Years of formation of universe, early stars, galaxies and quasars

Universe (Credit: Henrique Feliciano Silva/Flickr)

Formation of Universe:

Universe is thought to be formed about 13.8 ± 0.2 billion years ago at the Hubble constant H0 = 67.3 ± 1.2 km/s/Mpc, and a high value of the matter density parameter, Ωm = 0.315±0.017.

Formation of metals:

Scientists are of the opinion that only elements up to 4He and traces of Li, Be, B were formed in the early universe during Big Bang Nucleosynthesis (BBN), while heavier elements were formed by stellar nucleosynthesis and dispersed in the interstellar space by the supernova explosions.

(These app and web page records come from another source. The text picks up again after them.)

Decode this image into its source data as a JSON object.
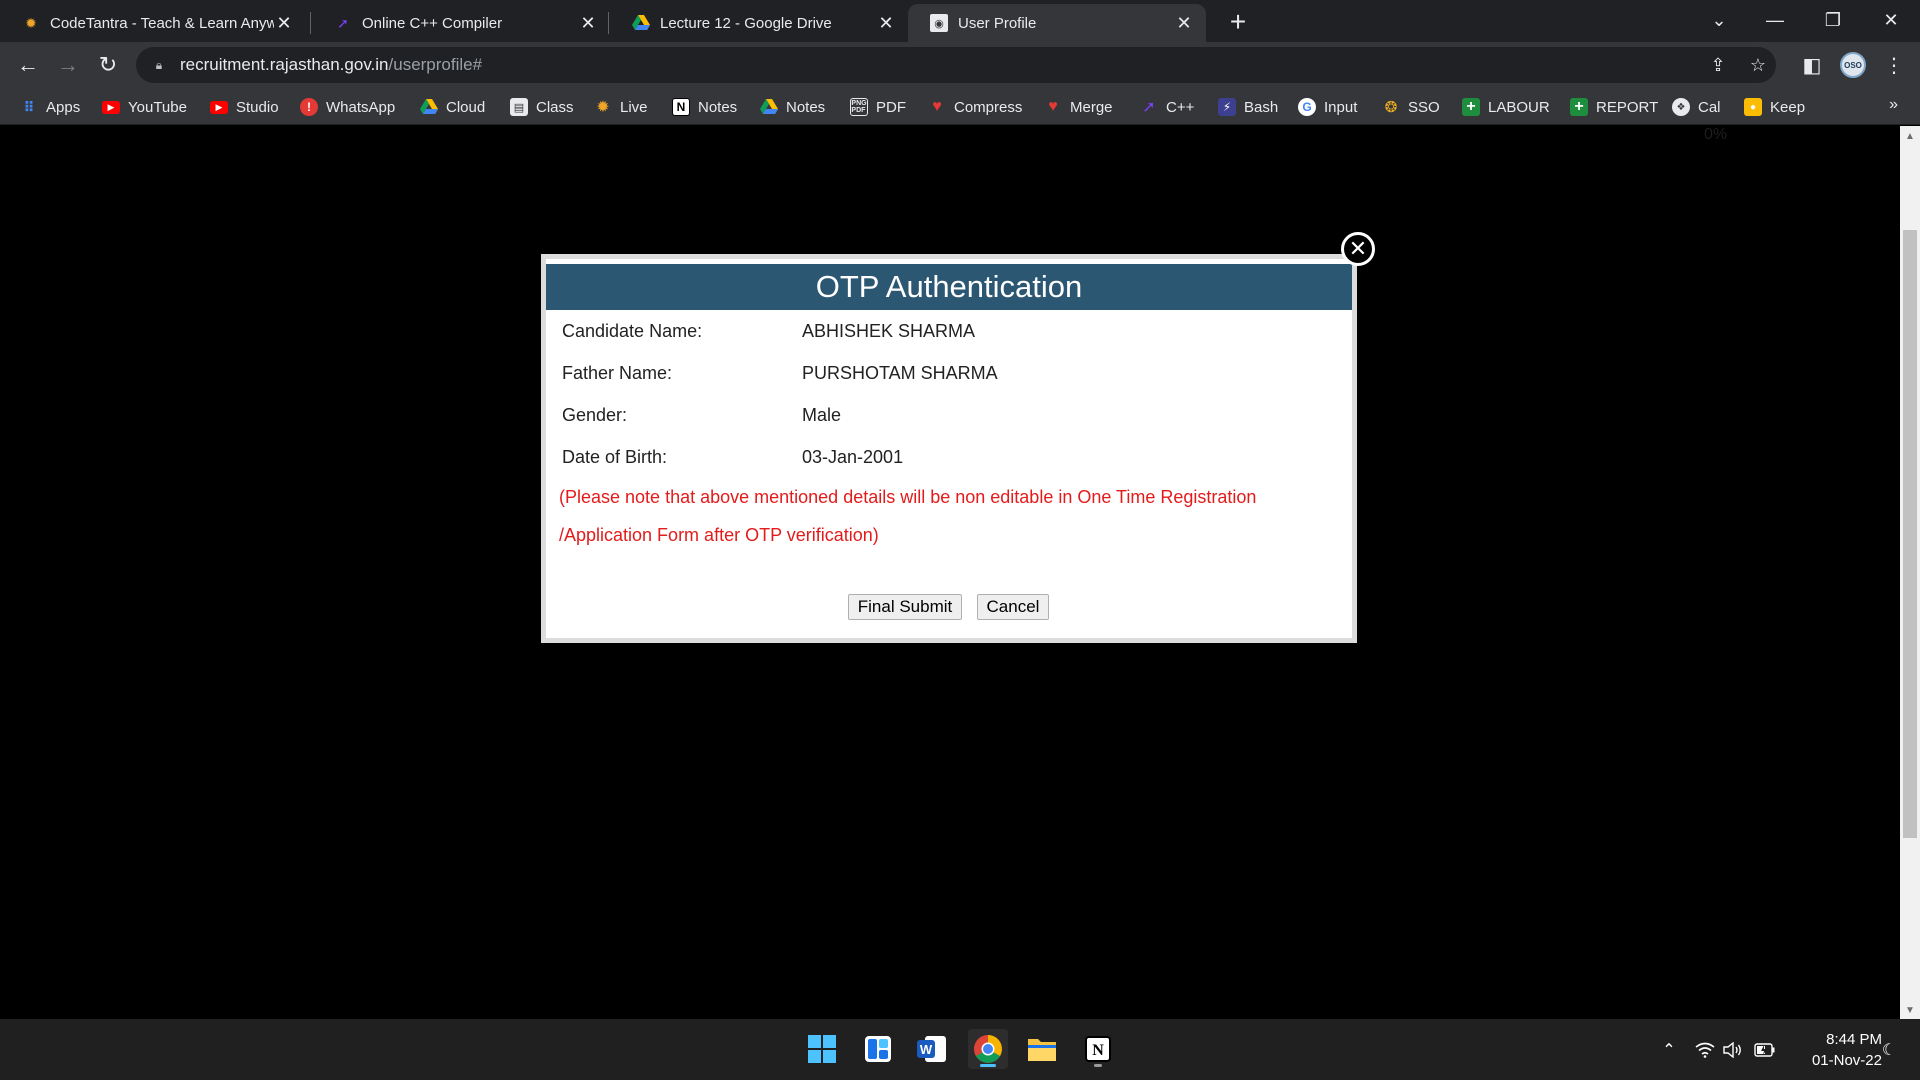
{
  "browser": {
    "tabs": [
      {
        "title": "CodeTantra - Teach & Learn Anyw",
        "icon": "codetantra-icon",
        "active": false
      },
      {
        "title": "Online C++ Compiler",
        "icon": "programiz-icon",
        "active": false
      },
      {
        "title": "Lecture 12 - Google Drive",
        "icon": "google-drive-icon",
        "active": false
      },
      {
        "title": "User Profile",
        "icon": "user-profile-icon",
        "active": true
      }
    ],
    "new_tab_label": "+",
    "url": {
      "host": "recruitment.rajasthan.gov.in",
      "path": "/userprofile#"
    },
    "avatar_text": "OSO"
  },
  "bookmarks": [
    {
      "label": "Apps",
      "icon": "apps-grid-icon"
    },
    {
      "label": "YouTube",
      "icon": "youtube-icon"
    },
    {
      "label": "Studio",
      "icon": "youtube-studio-icon"
    },
    {
      "label": "WhatsApp",
      "icon": "whatsapp-icon"
    },
    {
      "label": "Cloud",
      "icon": "google-drive-icon"
    },
    {
      "label": "Class",
      "icon": "document-icon"
    },
    {
      "label": "Live",
      "icon": "codetantra-icon"
    },
    {
      "label": "Notes",
      "icon": "notion-icon"
    },
    {
      "label": "Notes",
      "icon": "google-drive-icon"
    },
    {
      "label": "PDF",
      "icon": "png-pdf-icon"
    },
    {
      "label": "Compress",
      "icon": "heart-icon"
    },
    {
      "label": "Merge",
      "icon": "heart-icon"
    },
    {
      "label": "C++",
      "icon": "programiz-icon"
    },
    {
      "label": "Bash",
      "icon": "bolt-icon"
    },
    {
      "label": "Input",
      "icon": "google-icon"
    },
    {
      "label": "SSO",
      "icon": "sso-icon"
    },
    {
      "label": "LABOUR",
      "icon": "plus-green-icon"
    },
    {
      "label": "REPORT",
      "icon": "plus-green-icon"
    },
    {
      "label": "Cal",
      "icon": "calendar-icon"
    },
    {
      "label": "Keep",
      "icon": "google-keep-icon"
    }
  ],
  "bookmarks_overflow": "»",
  "page": {
    "progress_text": "0%"
  },
  "modal": {
    "title": "OTP Authentication",
    "fields": [
      {
        "label": "Candidate Name:",
        "value": "ABHISHEK SHARMA"
      },
      {
        "label": "Father Name:",
        "value": "PURSHOTAM SHARMA"
      },
      {
        "label": "Gender:",
        "value": "Male"
      },
      {
        "label": "Date of Birth:",
        "value": "03-Jan-2001"
      }
    ],
    "note_line1": "(Please note that above mentioned details will be non editable in One Time Registration",
    "note_line2": "/Application Form after OTP verification)",
    "submit_label": "Final Submit",
    "cancel_label": "Cancel"
  },
  "taskbar": {
    "apps": [
      "windows-start-icon",
      "widgets-icon",
      "word-icon",
      "chrome-icon",
      "file-explorer-icon",
      "notion-icon"
    ],
    "time": "8:44 PM",
    "date": "01-Nov-22"
  },
  "colors": {
    "modal_header": "#2c5772",
    "note_text": "#e31b1b",
    "tab_active": "#35363a",
    "tabstrip": "#202124"
  }
}
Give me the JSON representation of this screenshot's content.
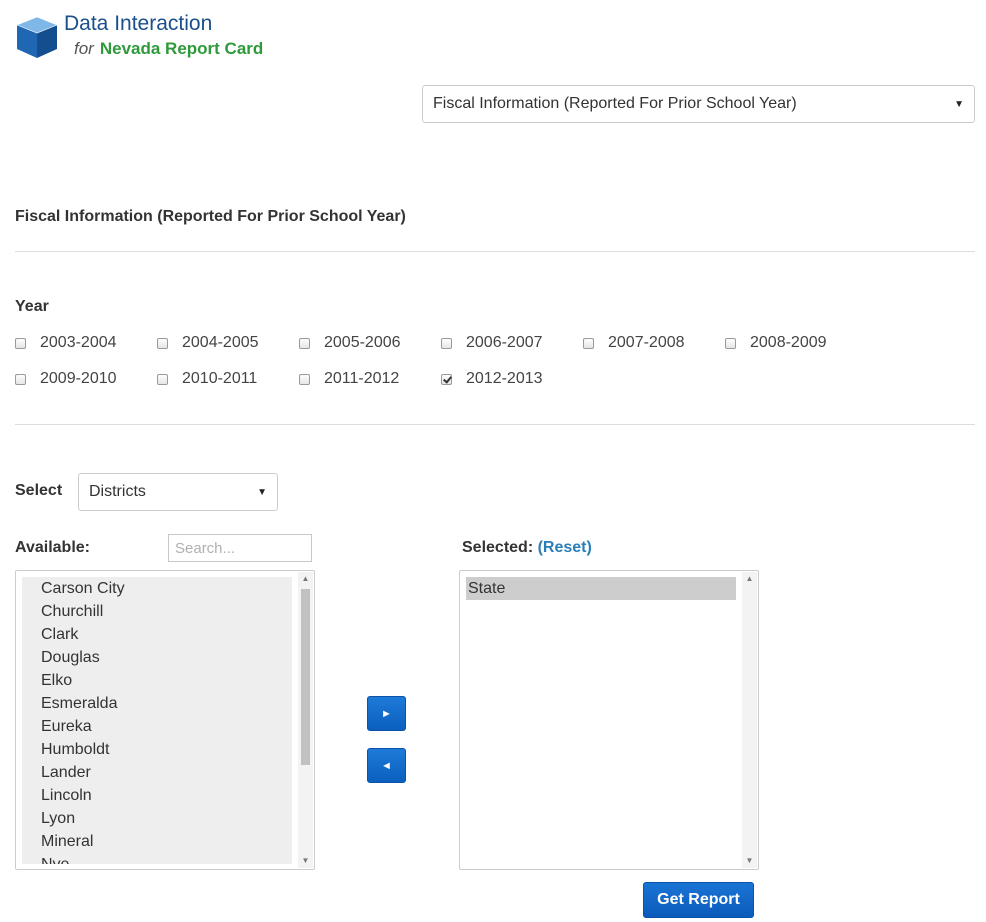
{
  "logo": {
    "title": "Data Interaction",
    "for_text": "for",
    "brand": "Nevada Report Card",
    "icon": "cube-icon"
  },
  "report_select": {
    "value": "Fiscal Information (Reported For Prior School Year)",
    "caret": "▼"
  },
  "section": {
    "title": "Fiscal Information (Reported For Prior School Year)"
  },
  "year": {
    "label": "Year",
    "options": [
      {
        "label": "2003-2004",
        "checked": false
      },
      {
        "label": "2004-2005",
        "checked": false
      },
      {
        "label": "2005-2006",
        "checked": false
      },
      {
        "label": "2006-2007",
        "checked": false
      },
      {
        "label": "2007-2008",
        "checked": false
      },
      {
        "label": "2008-2009",
        "checked": false
      },
      {
        "label": "2009-2010",
        "checked": false
      },
      {
        "label": "2010-2011",
        "checked": false
      },
      {
        "label": "2011-2012",
        "checked": false
      },
      {
        "label": "2012-2013",
        "checked": true
      }
    ]
  },
  "filter": {
    "label": "Select",
    "value": "Districts",
    "caret": "▼"
  },
  "available": {
    "label": "Available:",
    "search_placeholder": "Search...",
    "items": [
      "Carson City",
      "Churchill",
      "Clark",
      "Douglas",
      "Elko",
      "Esmeralda",
      "Eureka",
      "Humboldt",
      "Lander",
      "Lincoln",
      "Lyon",
      "Mineral",
      "Nye"
    ]
  },
  "selected": {
    "label": "Selected:",
    "reset_label": "(Reset)",
    "items": [
      "State"
    ]
  },
  "buttons": {
    "move_right": "►",
    "move_left": "◄",
    "get_report": "Get Report"
  },
  "scroll": {
    "up": "▲",
    "down": "▼"
  },
  "colors": {
    "brand_blue": "#1a4f8c",
    "brand_green": "#2f9a3b",
    "button_blue": "#0c5fbe",
    "link": "#2a7fb8"
  }
}
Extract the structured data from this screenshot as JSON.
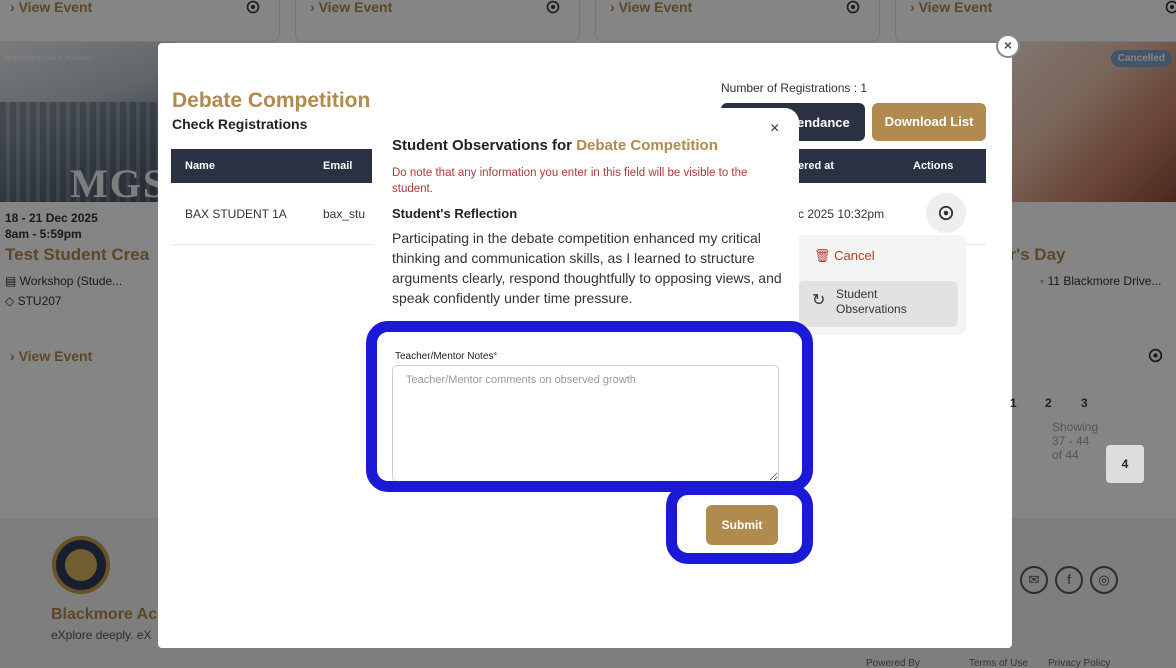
{
  "background": {
    "view_event_label": "View Event",
    "left_event": {
      "school_caption": "METHODIST GIRLS' SCHOOL",
      "image_text": "MGS",
      "date": "18 - 21 Dec 2025",
      "time": "8am - 5:59pm",
      "title": "Test Student Crea",
      "type": "Workshop (Stude...",
      "code": "STU207"
    },
    "right_event": {
      "badge": "Cancelled",
      "title": "er's Day",
      "location": "11 Blackmore Drive..."
    },
    "footer": {
      "brand": "Blackmore Ac",
      "tagline": "eXplore deeply. eX",
      "powered_by": "Powered By",
      "links": [
        "Terms of Use",
        "Privacy Policy"
      ]
    }
  },
  "registrations_modal": {
    "title": "Debate Competition",
    "subtitle": "Check Registrations",
    "count_text": "Number of Registrations : 1",
    "attendance_button": "endance",
    "download_button": "Download List",
    "columns": [
      "Name",
      "Email",
      "ered at",
      "Actions"
    ],
    "rows": [
      {
        "name": "BAX STUDENT 1A",
        "email": "bax_stu",
        "registered_at": "c 2025 10:32pm"
      }
    ],
    "actions_menu": {
      "cancel": "Cancel",
      "observations": [
        "Student",
        "Observations"
      ]
    },
    "pagination": {
      "showing": "Showing 37 - 44 of 44",
      "pages": [
        "1",
        "2",
        "3",
        "4"
      ],
      "current": "4"
    }
  },
  "observation_dialog": {
    "close": "×",
    "title_prefix": "Student Observations for ",
    "title_event": "Debate Competition",
    "notice": "Do note that any information you enter in this field will be visible to the student.",
    "reflection_heading": "Student's Reflection",
    "reflection_text": "Participating in the debate competition enhanced my critical thinking and communication skills, as I learned to structure arguments clearly, respond thoughtfully to opposing views, and speak confidently under time pressure.",
    "notes_label": "Teacher/Mentor Notes",
    "notes_required": "*",
    "notes_placeholder": "Teacher/Mentor comments on observed growth",
    "notes_value": "",
    "submit_label": "Submit"
  },
  "colors": {
    "accent_gold": "#b08a4e",
    "navy": "#2a3143",
    "highlight": "#1a1ad6",
    "warning_red": "#b03a3a"
  }
}
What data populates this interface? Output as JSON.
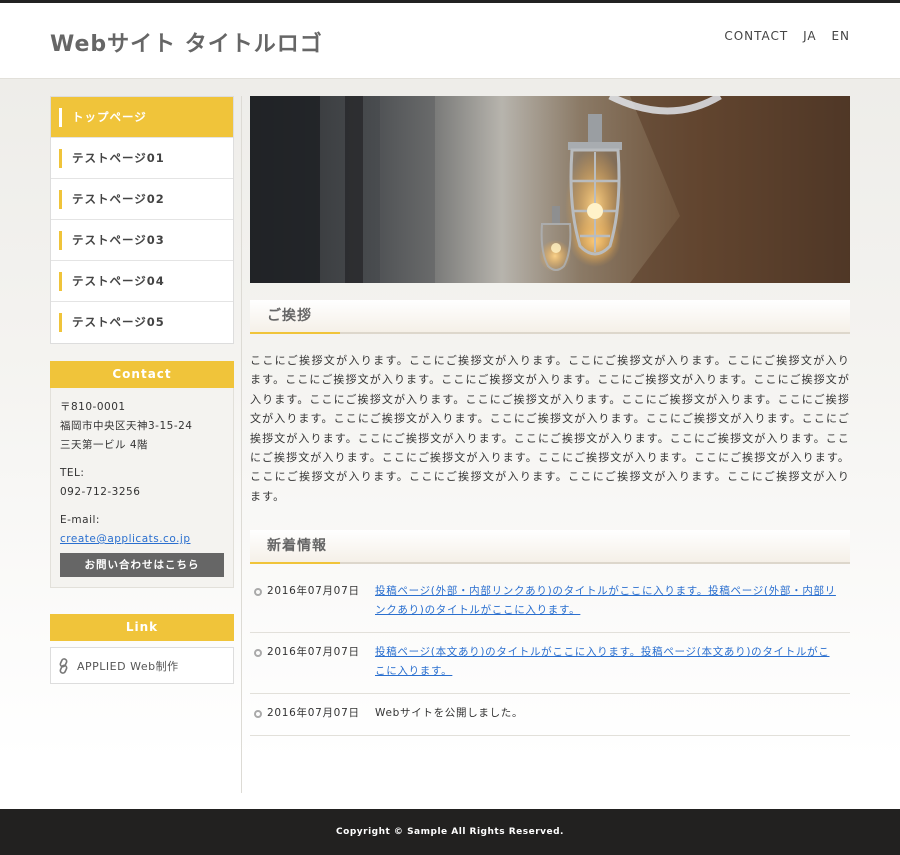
{
  "header": {
    "logo": "Webサイト タイトルロゴ",
    "nav": [
      "CONTACT",
      "JA",
      "EN"
    ]
  },
  "sidebar": {
    "menu": [
      {
        "label": "トップページ",
        "active": true
      },
      {
        "label": "テストページ01"
      },
      {
        "label": "テストページ02"
      },
      {
        "label": "テストページ03"
      },
      {
        "label": "テストページ04"
      },
      {
        "label": "テストページ05"
      }
    ],
    "contact": {
      "heading": "Contact",
      "postal": "〒810-0001",
      "address1": "福岡市中央区天神3-15-24",
      "address2": "三天第一ビル 4階",
      "tel_label": "TEL:",
      "tel": "092-712-3256",
      "email_label": "E-mail:",
      "email": "create@applicats.co.jp",
      "button": "お問い合わせはこちら"
    },
    "link": {
      "heading": "Link",
      "item": "APPLIED Web制作",
      "icon": "link-icon"
    }
  },
  "main": {
    "greeting_heading": "ご挨拶",
    "greeting_text": "ここにご挨拶文が入ります。ここにご挨拶文が入ります。ここにご挨拶文が入ります。ここにご挨拶文が入ります。ここにご挨拶文が入ります。ここにご挨拶文が入ります。ここにご挨拶文が入ります。ここにご挨拶文が入ります。ここにご挨拶文が入ります。ここにご挨拶文が入ります。ここにご挨拶文が入ります。ここにご挨拶文が入ります。ここにご挨拶文が入ります。ここにご挨拶文が入ります。ここにご挨拶文が入ります。ここにご挨拶文が入ります。ここにご挨拶文が入ります。ここにご挨拶文が入ります。ここにご挨拶文が入ります。ここにご挨拶文が入ります。ここにご挨拶文が入ります。ここにご挨拶文が入ります。ここにご挨拶文が入ります。ここにご挨拶文が入ります。ここにご挨拶文が入ります。ここにご挨拶文が入ります。ここにご挨拶文が入ります。",
    "news_heading": "新着情報",
    "news": [
      {
        "date": "2016年07月07日",
        "title": "投稿ページ(外部・内部リンクあり)のタイトルがここに入ります。投稿ページ(外部・内部リンクあり)のタイトルがここに入ります。",
        "link": true
      },
      {
        "date": "2016年07月07日",
        "title": "投稿ページ(本文あり)のタイトルがここに入ります。投稿ページ(本文あり)のタイトルがここに入ります。",
        "link": true
      },
      {
        "date": "2016年07月07日",
        "title": "Webサイトを公開しました。",
        "link": false
      }
    ]
  },
  "footer": {
    "copyright": "Copyright © Sample All Rights Reserved."
  },
  "colors": {
    "accent": "#f0c43a",
    "link": "#2a6fcf",
    "footer": "#222120"
  }
}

Researchers are of the opinion that probably star formation started earlier than the formation of quasars. Those early stars produced supernovae and gave the metals to the space around them.

Star formation:

Astronomers are of the opinion that although the star formation started much earlier, i.e. redshift of about 30 (z∼30) but huge number of stars and galaxies have been formed very recently showing the redshifts of the order unity zform ≤ 10. Some stars are as old as the age of the universe (or older than the age of the universe) and some of the examples of those stars are present in our Milky Way. Some examples of those stars are presented below:

  • A star in the galactic halo, HE 1523-0901, is about 13.2 billion years old
  • The age of BD+17o 3248 is estimated to be 13.8 ± 4 billion years
  • The age of the star HD 140 283 is 14.46 ± 0.31 billion years

Researchers are of the opinion that the age of these stars (whose value is exceeding the age of the universe) could be pregalactic stars that were captured by the galaxy later and they behaved as cold dark matter.

Stars and Galaxy (Credit: Flickr)

Galaxy formation:

Galaxies and clusters of galaxies are thought to be formed at z = 2 − 3, i.e. about 3.27-2.14 billion years after the formation of universe. However, some of the galaxies are thought to be formed at high redshifts as there is an example of a galaxy, i.e. cluster MACS J1149+2223, at the redshift z ∼ 9.6 corresponding to the age of about 500 million years after the formation of universe and there is another example of a galaxy at redshift z ∼ 11 corresponding to the universe age of 410 million years.


Quasars are compact objects in space, usually with a large red shift indicating extreme remoteness, that emit huge amounts of energy, sometimes equal to the energy output of an entire galaxy. They are also supposed to be supermassive blackholes.

They are also among the early formed objects in the universe. The maximum redshift of an observed quasar is 7.085 corresponding to the age of about 750 million years after universe formation.

Baryonic matter:

It has been found that about 30% of all baryons – a subatomic particle belonging to a group that undergo strong interactions, have a mass greater than or equal to that of the proton, and consist of three quarks – are present in stars and in intergalactic gas in clusters of galaxies. Researchers have found that “a fraction 10−3 of all baryons may have formed luminous objects by z = 30”. This redshift shows the time when the age of the universe was about hundred million years at the Hubble constant of 67.3 km/s/Mpc and the matter density parameter of 0.315.

It has also been reported that about 10−6 of all baryons are present in stars at redshift z ∼ 24−19 and the stellar fraction in baryons 10−3 is reached later, at z ∼ 15 − 14. These numbers showed that the fraction of baryonic matter in early stars was very low.

Black hole (Credit: Flickr / thebadastronomer)

Black holes:

Black holes are objects in space thought to contain some celestial object with such a strong gravitational pull that no matter or energy can escape from it. Black holes are believed to form when stars collapse in upon themselves.

Scientists are of the opinion that black holes are present in almost every large galaxy and in some relatively smaller galaxies.

Usually, the mass of black holes is smaller in spiral galaxies and is correlated with the bulge mass. Mass of black holes may vary from ten billion solar masses in giant elliptical and compact lenticular galaxies to a few million solar masses in spiral galaxies such as Milky Way (MW). Although the mass of the black hole is considered to be about 0.1% of the mass of the stellar bulge of the galaxy but rare chances are there as for example NGC 1277 has the central black hole of 1.7×1010 solar masses or about 60% of its bulge mass.


A. D. Dolgov, & S. I. Blinnikov (2013). Stars and Black Holes from the very Early Universe arXiv arXiv: 1309.3395v1